Flir Downloads

  1. IR Detectors For Thermographic Imaging
    5/30/2018

    Thermographic imaging is accomplished with a camera that converts infrared radiation (IR) into a visual image that depicts temperature variations across an object or scene. This article is part 2 of a handbook by FLIR that discusses the use of IR detectors in thermographic imaging.

  2. IR Thermography – How It Works
    5/30/2018

    Although infrared radiation (IR) is not detectable by the human eye, an IR camera can convert it to a visual image that depicts thermal variations across an object or scene. Thermography is a type of imaging that is accomplished with an IR camera calibrated to display temperature values across an object or scene, and allows for non-contact measurements of an object’s temperature. This article is part 1 of a handbook by FLIR that discusses how thermography works.

  3. Infrared Camera Accuracy And Uncertainty In Plain Language
    5/15/2018

    Trusting measurements from instruments can be difficult without a clear understanding of how the sensitivity and accuracy is derived. Many times, infrared camera measurement accuracy is confusing and can involve complex terms and jargon that may be misleading. 

  4. Electronic Component Testing: A Non-Contact Sport
    5/15/2018

    The smaller and more powerful an electronic device becomes, the more damage can be caused from its inherent heat. Designers are continuously looking for ways to keep components cool while maintaining the quality and integrity of performance. 

  5. Temperature Guns Versus Thermal Imaging Technology
    5/15/2018

    Common tools for non-contact temperature measurements include both thermal imaging cameras and spot pyrometers. Each works by detecting infrared radiation and translating it into temperature readings.
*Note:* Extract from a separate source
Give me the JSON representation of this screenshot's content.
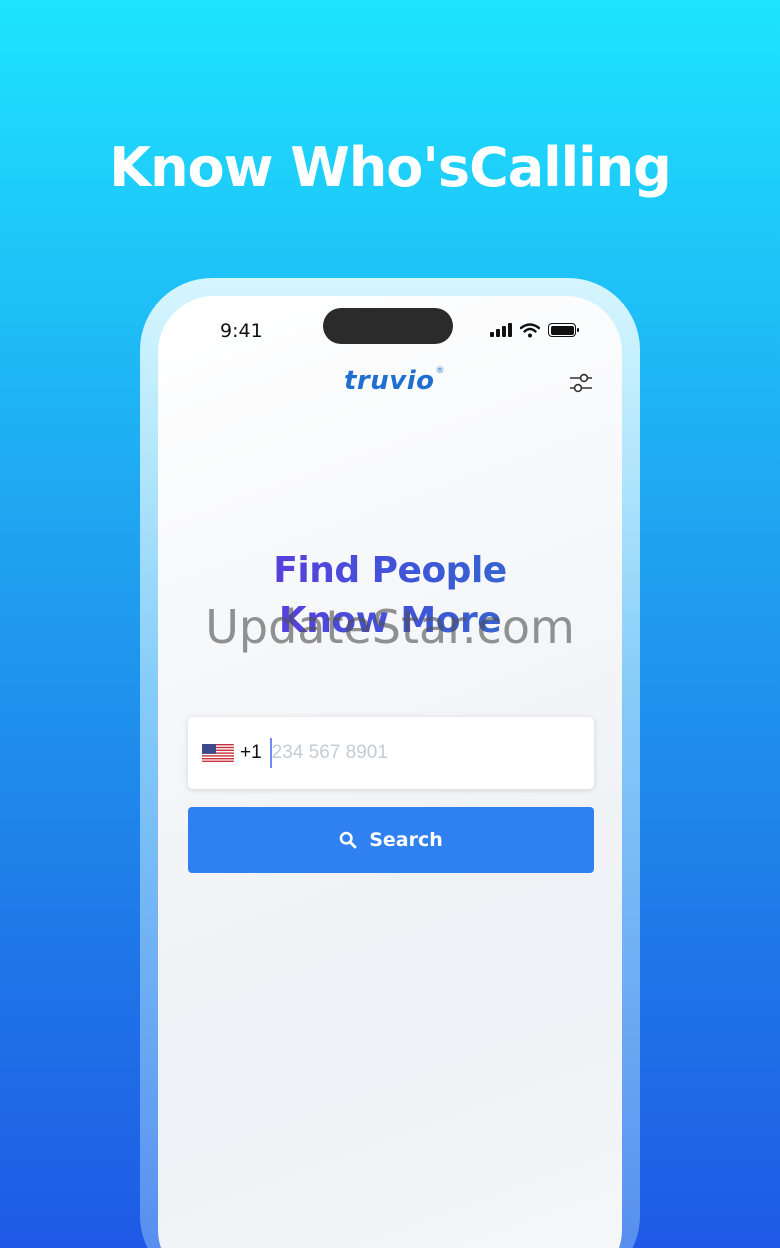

Thermal cameras however, have several advantages compared to spot pyrometers, including image generation, temperature readings of each pixel of the entire image, and temperature readings from a longer distance.

  6. FLIR Cameras Help Study Behavior Of Bats In World’s Largest Underground River Cave System
    4/23/2018

    A team of researchers is using FLIR thermal imaging cameras to study bats in the Puerto Pricesa Underground River cave system, in the Philippines, hoping to gain insight into the size and identity of the bat colony, as well as how to better preserve the species.

  7. FLIR ETS320 Speeds Up Repair Work At ISOMEDIA
    4/23/2018

    The ISOMEDIA company offers after-market services for mobile devices in southern Germany. The business was launched as a PC and mobile phone repair center in Stuttgart. This case study explains how ISOMEDIA uses thermal imaging, with the FLIR ETS320 in particular, to speed up their repair work.

  8. Thermal Imaging Helps To Study Non-Contact Electromagnetic Induction Heating For Eradicating Bacteria And Yeasts From Metal Implants
    4/23/2018

    Infections in joint replacement surgery are a major factor in the failure of the used metal implants, especially when more strains of bacteria become resistant to antibiotics. Heating up the joints would eliminate bacteria and yeast, but the concern is whether or not this can be done in a non-invasive fashion.

  9. LIST Researchers Use FLIR Cameras To Study The Electrocaloric Effect
    4/23/2018

    Refrigerant devices typically use fluid coolants turned into gases to cool things down. These gases, however, may become harmful to the environment, so research is being done on the use of solid materials as a substitute to cool down food, beverages, medicine, and even electronic devices. Researchers at the Luxembourg Institute of Science and Technology (LIST) are making use of FLIR’s thermal imaging cameras to study the subject.

  10. Development Of A 3D Thermal Image Camera System To Perform Analyses From The Air
    4/23/2018

    In response to the need for recording 3D thermal images, a team at a university in Germany developed a thermal imaging/RGB system capable of delivering 3D imagery by overlapping pictures from four digital and four FLIR A65sc cameras with 25° fields of view.